→ PROVIDED RECORDS:

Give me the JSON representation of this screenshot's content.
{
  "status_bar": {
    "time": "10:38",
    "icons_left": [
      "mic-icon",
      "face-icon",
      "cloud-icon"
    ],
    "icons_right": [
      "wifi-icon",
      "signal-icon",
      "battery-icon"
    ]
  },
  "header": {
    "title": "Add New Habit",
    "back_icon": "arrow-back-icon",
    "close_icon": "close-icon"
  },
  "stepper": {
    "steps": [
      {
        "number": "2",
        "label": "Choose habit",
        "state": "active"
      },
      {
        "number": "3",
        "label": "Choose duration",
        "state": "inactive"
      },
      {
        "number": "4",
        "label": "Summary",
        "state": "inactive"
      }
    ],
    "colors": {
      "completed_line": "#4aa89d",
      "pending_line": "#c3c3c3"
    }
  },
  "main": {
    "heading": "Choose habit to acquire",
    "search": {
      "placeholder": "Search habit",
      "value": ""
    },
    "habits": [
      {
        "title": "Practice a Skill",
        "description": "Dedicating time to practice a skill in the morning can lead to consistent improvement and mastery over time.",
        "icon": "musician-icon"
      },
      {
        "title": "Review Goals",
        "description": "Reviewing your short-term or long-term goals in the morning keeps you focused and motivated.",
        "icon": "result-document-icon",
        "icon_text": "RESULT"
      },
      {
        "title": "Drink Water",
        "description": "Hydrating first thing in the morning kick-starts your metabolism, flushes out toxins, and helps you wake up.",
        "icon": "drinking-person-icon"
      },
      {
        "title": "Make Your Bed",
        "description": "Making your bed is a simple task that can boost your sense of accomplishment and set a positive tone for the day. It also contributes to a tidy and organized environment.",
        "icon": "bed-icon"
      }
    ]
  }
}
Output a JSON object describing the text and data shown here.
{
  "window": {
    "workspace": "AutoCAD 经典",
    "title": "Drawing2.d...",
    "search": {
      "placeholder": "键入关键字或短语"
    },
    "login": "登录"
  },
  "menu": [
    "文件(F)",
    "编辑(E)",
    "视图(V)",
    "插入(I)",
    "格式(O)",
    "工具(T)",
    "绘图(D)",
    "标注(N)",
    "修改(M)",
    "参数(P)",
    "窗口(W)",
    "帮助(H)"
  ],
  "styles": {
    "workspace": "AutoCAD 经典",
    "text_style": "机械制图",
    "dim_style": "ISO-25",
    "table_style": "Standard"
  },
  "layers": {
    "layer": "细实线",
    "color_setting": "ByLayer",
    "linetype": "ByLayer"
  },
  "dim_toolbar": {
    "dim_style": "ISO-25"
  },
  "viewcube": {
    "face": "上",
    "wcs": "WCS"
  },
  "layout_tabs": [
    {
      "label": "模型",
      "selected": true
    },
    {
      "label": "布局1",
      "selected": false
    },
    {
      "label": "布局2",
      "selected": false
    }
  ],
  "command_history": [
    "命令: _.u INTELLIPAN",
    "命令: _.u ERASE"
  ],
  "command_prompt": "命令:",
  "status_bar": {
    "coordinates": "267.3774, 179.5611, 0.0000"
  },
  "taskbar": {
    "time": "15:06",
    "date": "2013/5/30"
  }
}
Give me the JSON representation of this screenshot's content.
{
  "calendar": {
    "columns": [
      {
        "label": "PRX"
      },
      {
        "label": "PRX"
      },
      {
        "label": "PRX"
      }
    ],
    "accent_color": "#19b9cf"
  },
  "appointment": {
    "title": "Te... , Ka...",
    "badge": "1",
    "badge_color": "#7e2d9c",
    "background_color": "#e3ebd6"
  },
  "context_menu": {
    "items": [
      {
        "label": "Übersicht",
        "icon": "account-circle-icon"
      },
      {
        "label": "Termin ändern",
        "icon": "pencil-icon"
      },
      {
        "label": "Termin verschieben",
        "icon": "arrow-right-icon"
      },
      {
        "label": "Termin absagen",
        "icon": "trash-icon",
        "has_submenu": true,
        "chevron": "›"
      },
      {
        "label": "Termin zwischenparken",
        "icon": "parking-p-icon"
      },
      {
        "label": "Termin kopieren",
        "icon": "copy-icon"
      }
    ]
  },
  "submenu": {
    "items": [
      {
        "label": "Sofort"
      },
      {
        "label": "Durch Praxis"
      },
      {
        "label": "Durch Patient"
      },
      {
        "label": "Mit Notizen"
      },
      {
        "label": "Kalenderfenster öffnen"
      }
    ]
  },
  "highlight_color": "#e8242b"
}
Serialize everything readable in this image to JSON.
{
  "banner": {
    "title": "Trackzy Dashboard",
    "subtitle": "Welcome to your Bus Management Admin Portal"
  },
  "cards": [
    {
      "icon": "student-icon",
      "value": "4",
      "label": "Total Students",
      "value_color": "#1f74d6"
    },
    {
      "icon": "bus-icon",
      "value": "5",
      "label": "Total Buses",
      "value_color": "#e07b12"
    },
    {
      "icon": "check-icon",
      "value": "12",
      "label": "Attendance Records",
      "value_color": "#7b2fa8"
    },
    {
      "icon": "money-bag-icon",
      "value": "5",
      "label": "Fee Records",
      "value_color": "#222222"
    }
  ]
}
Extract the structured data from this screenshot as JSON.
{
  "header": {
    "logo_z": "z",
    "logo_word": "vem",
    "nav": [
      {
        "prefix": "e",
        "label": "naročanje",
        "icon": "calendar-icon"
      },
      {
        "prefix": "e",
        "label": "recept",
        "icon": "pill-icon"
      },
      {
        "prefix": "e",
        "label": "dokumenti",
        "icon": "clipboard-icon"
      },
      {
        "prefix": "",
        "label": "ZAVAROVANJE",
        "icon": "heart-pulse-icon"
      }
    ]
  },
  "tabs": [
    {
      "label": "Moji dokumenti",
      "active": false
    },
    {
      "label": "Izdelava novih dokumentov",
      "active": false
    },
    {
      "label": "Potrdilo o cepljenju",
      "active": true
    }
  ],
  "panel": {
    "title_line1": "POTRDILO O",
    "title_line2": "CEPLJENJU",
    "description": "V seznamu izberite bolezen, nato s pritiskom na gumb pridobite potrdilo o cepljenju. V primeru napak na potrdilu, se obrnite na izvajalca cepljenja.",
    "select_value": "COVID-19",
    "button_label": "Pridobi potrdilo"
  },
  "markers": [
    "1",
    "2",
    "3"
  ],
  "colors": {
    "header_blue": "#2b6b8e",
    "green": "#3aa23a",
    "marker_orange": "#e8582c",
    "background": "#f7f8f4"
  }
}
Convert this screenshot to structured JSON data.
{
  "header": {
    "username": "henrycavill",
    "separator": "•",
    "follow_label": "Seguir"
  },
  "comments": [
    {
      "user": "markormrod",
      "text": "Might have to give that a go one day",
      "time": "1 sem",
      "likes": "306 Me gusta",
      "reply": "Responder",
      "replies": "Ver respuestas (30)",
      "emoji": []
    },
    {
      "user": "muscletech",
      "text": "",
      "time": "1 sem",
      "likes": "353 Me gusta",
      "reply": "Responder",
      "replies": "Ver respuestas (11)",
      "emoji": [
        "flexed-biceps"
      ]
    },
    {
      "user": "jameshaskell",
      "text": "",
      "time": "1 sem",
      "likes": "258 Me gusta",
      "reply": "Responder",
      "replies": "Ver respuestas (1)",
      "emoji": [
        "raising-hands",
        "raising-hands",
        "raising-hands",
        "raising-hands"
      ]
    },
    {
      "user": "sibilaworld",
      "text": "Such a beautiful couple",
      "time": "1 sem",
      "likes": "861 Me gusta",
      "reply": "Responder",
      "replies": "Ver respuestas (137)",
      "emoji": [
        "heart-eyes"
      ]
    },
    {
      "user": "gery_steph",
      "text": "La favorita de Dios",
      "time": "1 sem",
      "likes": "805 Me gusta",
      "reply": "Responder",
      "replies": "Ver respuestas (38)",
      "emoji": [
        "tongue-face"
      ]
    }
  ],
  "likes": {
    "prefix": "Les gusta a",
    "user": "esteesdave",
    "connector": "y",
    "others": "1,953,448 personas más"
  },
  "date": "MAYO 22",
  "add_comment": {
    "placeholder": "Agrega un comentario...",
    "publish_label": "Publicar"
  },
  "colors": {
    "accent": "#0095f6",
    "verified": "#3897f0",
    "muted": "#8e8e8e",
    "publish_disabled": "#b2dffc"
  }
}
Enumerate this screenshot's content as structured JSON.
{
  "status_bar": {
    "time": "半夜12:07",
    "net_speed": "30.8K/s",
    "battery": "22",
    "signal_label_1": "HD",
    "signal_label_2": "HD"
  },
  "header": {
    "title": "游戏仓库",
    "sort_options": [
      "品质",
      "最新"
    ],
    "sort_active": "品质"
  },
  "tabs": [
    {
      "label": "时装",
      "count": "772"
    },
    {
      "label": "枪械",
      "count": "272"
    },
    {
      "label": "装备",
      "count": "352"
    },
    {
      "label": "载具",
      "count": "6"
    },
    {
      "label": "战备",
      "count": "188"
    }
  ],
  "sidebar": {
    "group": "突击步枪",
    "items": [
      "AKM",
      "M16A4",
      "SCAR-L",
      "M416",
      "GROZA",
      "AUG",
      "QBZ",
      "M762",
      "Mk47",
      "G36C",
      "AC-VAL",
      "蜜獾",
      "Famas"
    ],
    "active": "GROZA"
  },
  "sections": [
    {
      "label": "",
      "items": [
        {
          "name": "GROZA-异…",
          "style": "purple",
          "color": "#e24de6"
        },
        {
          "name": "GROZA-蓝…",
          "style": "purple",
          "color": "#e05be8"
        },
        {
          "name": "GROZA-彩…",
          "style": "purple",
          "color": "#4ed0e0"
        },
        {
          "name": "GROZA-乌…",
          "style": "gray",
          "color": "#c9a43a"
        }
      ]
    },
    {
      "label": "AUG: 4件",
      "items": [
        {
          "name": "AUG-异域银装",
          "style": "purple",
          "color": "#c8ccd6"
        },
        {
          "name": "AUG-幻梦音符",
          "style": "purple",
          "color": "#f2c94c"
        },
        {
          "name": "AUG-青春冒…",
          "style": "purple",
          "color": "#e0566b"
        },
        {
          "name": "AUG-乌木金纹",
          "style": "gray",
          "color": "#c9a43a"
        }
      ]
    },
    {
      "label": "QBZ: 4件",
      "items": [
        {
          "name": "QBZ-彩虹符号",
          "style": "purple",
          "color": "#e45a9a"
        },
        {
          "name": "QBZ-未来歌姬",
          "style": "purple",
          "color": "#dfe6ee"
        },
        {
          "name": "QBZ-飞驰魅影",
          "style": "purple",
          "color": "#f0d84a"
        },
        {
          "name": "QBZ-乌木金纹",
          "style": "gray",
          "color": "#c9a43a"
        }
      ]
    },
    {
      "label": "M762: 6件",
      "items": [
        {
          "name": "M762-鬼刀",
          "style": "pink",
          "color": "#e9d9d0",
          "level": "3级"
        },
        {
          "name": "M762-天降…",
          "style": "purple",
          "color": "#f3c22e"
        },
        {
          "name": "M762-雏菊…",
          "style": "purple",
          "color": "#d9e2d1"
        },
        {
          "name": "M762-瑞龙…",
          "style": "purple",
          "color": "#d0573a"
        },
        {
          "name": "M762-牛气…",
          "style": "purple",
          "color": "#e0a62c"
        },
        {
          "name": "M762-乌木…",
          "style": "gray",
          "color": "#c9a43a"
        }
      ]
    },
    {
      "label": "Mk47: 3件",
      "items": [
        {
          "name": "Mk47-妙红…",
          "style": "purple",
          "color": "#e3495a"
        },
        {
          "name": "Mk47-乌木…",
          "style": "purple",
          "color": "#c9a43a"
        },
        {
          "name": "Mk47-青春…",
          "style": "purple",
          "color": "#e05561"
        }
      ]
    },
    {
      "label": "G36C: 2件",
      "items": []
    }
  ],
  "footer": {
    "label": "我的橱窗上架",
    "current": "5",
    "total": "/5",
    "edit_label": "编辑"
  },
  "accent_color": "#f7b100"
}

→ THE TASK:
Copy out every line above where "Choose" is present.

→ WRITTEN SOLUTION:
        "label": "Choose habit",
        "label": "Choose duration",
    "heading": "Choose habit to acquire",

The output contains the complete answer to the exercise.